The weather was perfect all day—partly sunny high 60s to 80s.
Sorry for the late posts--Actually found Nirvana (e.g places with no Wi-Fi and internet).
Day 4--Barrington to Lunenberg, NS
Today the weather was a bit uncooperative. We awoke to the bikes very damp/moist and in a current heavy drizzle. Probably best we ended up in a room vice camping. Donning our ride gear, we set off for Lunenberg via the Lighthouse By-way (RT3). I don’t think we past a 100 cars all day. It was marvelously relaxing.
We ran into the mecca of all lighthouses today—Baccaro Point Lighthouse. It was just south of Cape Negro, NS. It was eerily foggy, very remote, and only us down there. It was fully operational with light and fog siren in motion.
Dana stopped about 1 mile from the actual lighthouse to take a far out photo, while I continued. There were apparently two dirt roads that lead to the light house. The nice hard pack on I found, and the one she got stuck on. As she called over the radio, she described being marooned in a boulder field. You thought the rocks were 5 ft in diameter, vice the 8-12inch pebbles I discovered. Nonetheless, no bikes ended up “sleeping” and all was good.
We stopped for lunch in Shelburne. The is a fab little historic street, and a restaurant on the water.
We also stopped in at the Dory Boat Museum. A Dory is a smallish (15-20 ft) wooden boat that used to be used for fishing. They were oar-powered and could ocean go. With the invention of fiberglass and aluminum boats, Dory’s glory faded. There is apparently still folks that race them, and for a mere $16K/CAD you too can own one.
A bit of boat trivia: Dory’s are almost painted yellow on the inside, and outside with the rail a darker (often forest green color). The color combination was the easiest to see in low-light/foggy conditions.
We ended up seeing a few more lighthouses, but not as impressive in location nor stature as the one above. While we didn’t stop in Liverpool, I believe that might also be a nice town to spend a few hours.

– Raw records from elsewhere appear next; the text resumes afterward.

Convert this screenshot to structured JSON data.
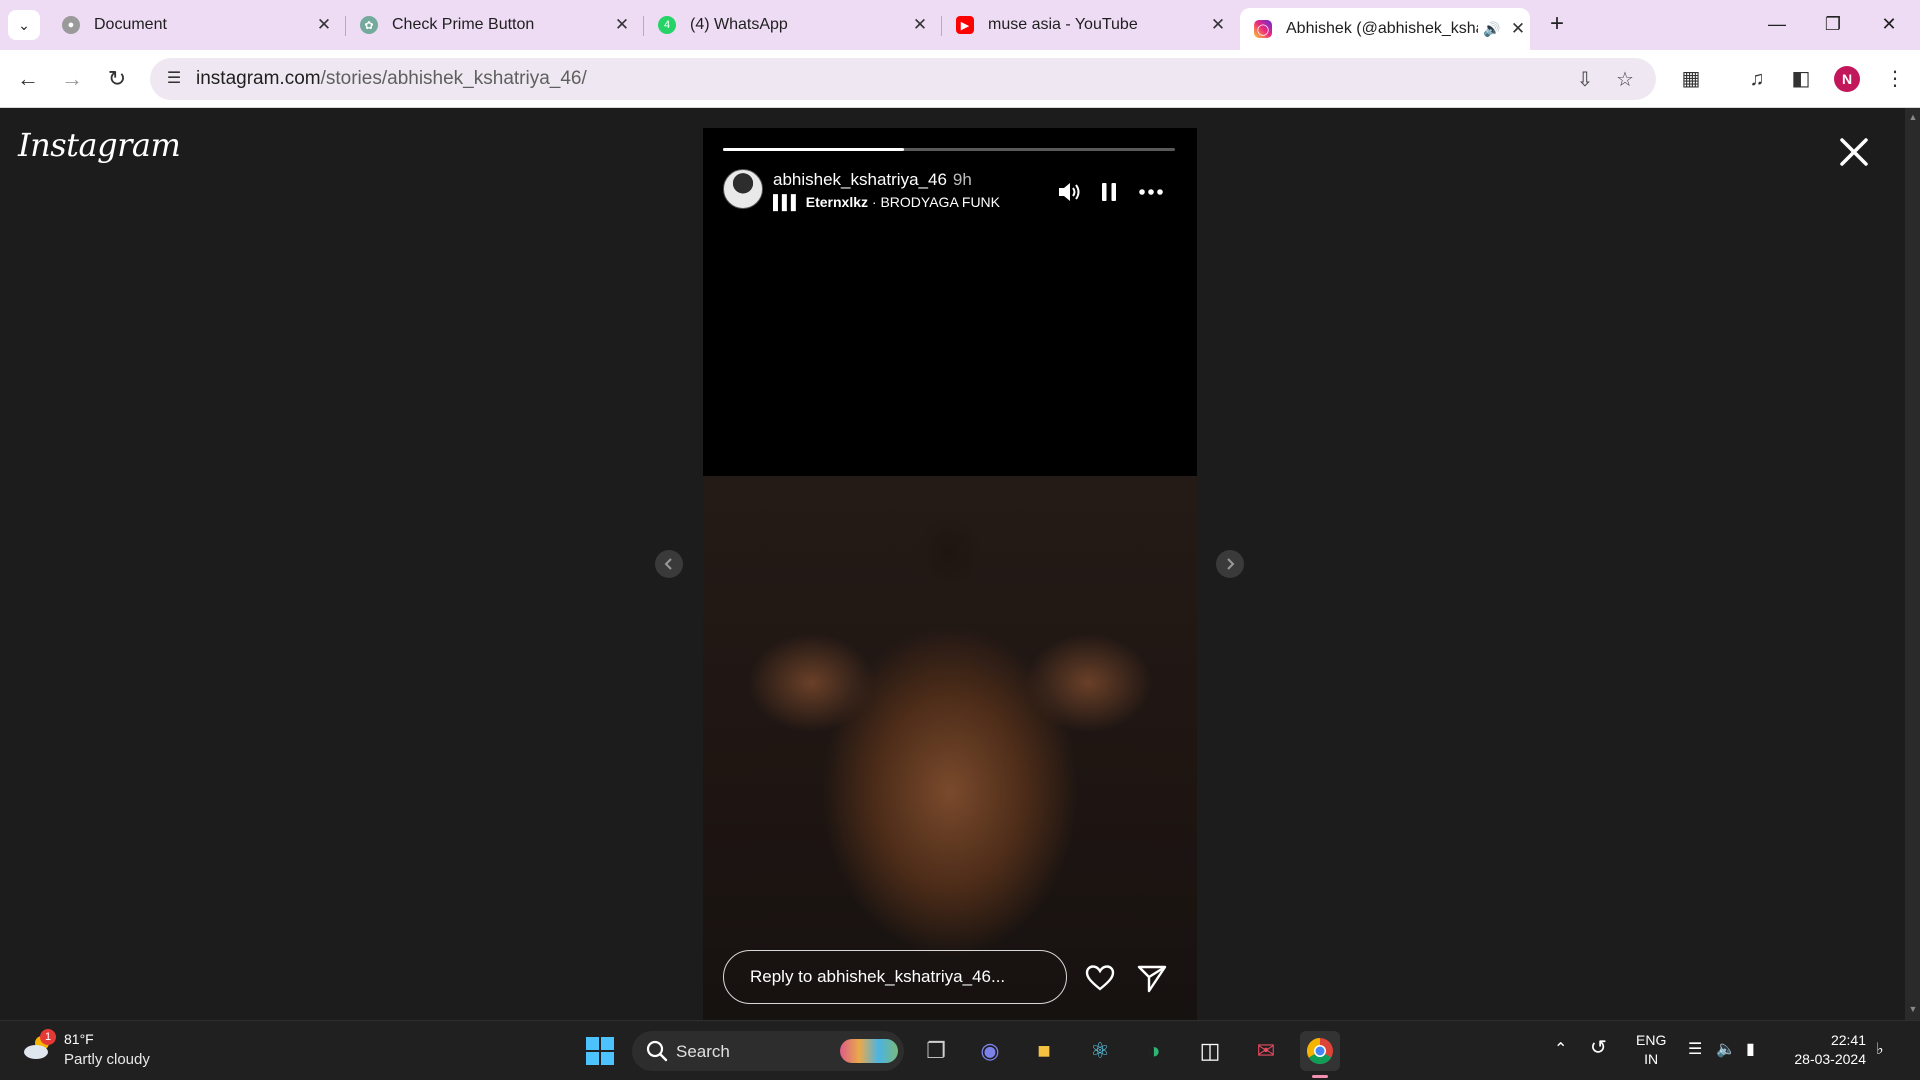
{
  "browser": {
    "tabs": [
      {
        "title": "Document",
        "favicon": "globe-icon",
        "color": "#8a8a8a"
      },
      {
        "title": "Check Prime Button",
        "favicon": "chatgpt-icon",
        "color": "#74aa9c"
      },
      {
        "title": "(4) WhatsApp",
        "favicon": "whatsapp-icon",
        "color": "#25d366"
      },
      {
        "title": "muse asia - YouTube",
        "favicon": "youtube-icon",
        "color": "#ff0000"
      },
      {
        "title": "Abhishek (@abhishek_kshat",
        "favicon": "instagram-icon",
        "color": "#e1306c",
        "active": true,
        "audio": true
      }
    ],
    "url_host": "instagram.com",
    "url_path": "/stories/abhishek_kshatriya_46/",
    "profile_initial": "N"
  },
  "instagram": {
    "logo": "Instagram",
    "story": {
      "username": "abhishek_kshatriya_46",
      "time": "9h",
      "music_artist": "Eternxlkz",
      "music_separator": " · ",
      "music_track": "BRODYAGA FUNK",
      "progress": 0.4,
      "reply_placeholder": "Reply to abhishek_kshatriya_46..."
    }
  },
  "taskbar": {
    "weather_temp": "81°F",
    "weather_desc": "Partly cloudy",
    "weather_badge": "1",
    "search_label": "Search",
    "lang_top": "ENG",
    "lang_bottom": "IN",
    "time": "22:41",
    "date": "28-03-2024"
  }
}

We’ve still yet to see a moose, moose dropping or any signs that moose actual exist. Maybe they are a figment of animal planet?